The office of the civil surgeon here is in a building that has completed 101 years and now become unsafe.
Raised when Faridkot was a princely estate, it was formerly Dane Rani Suraj Kaur Zenana (women's) Hospital, of which Lady Edith Dane of England laid the foundation stone on March 1, 1911.
Even after some years have passed since it was declared unsafe, it continues to house important offices. The civil surgeon moved to the Civil Hospital some years ago, yet his team still works under the old, crumbling roof.
The building holds the district-level malaria-testing laboratory, office of the registrar of births and deaths; team implementing the Food Safety and Standards Act of 2006; media office of the civil surgeon; Pulse Polio mission monitoring office of the World Health Organisation (WHO); and the workplace of the district health officer (DHO).
The building's old-style tile-batten roof (supported with small pieces of wood) has aged. "We have 42 employees sitting under it," said an official in one of these offices. "The building is unsafe, yet we have received no money for its repair or maintenance."

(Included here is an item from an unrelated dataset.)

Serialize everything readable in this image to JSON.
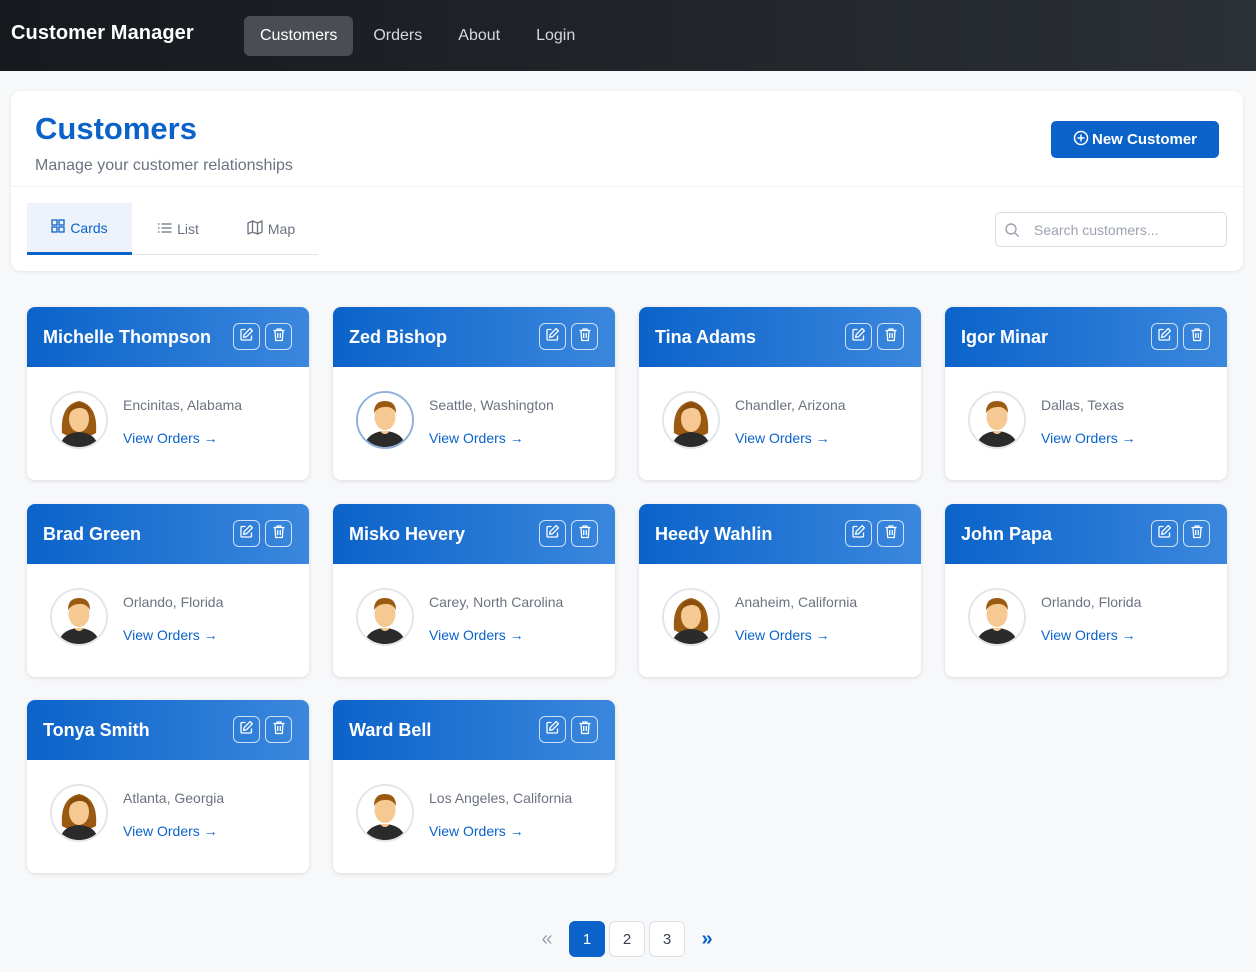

Years ago, the space in the Civil Hospital was taken for all these offices, yet only the civil surgeon's desk moved there.
Built of honest material
The structure, however, did last 101 years, when many new buildings of the state government have disintegrated at half their age. The credit for its long life goes to the quality material and sound architecture.
The building of Shaheed Bhagat Singh College, Kotkapura, has become unsafe in just three decades. Its reinforced concrete cement (RCC) structure was supposed to last 80 year.
The civil surgeon of Faridkot, Dr Gurdit Singh, took the plea that he had just joined. "I will have to check the record," he said, "but I do promise to take quick action."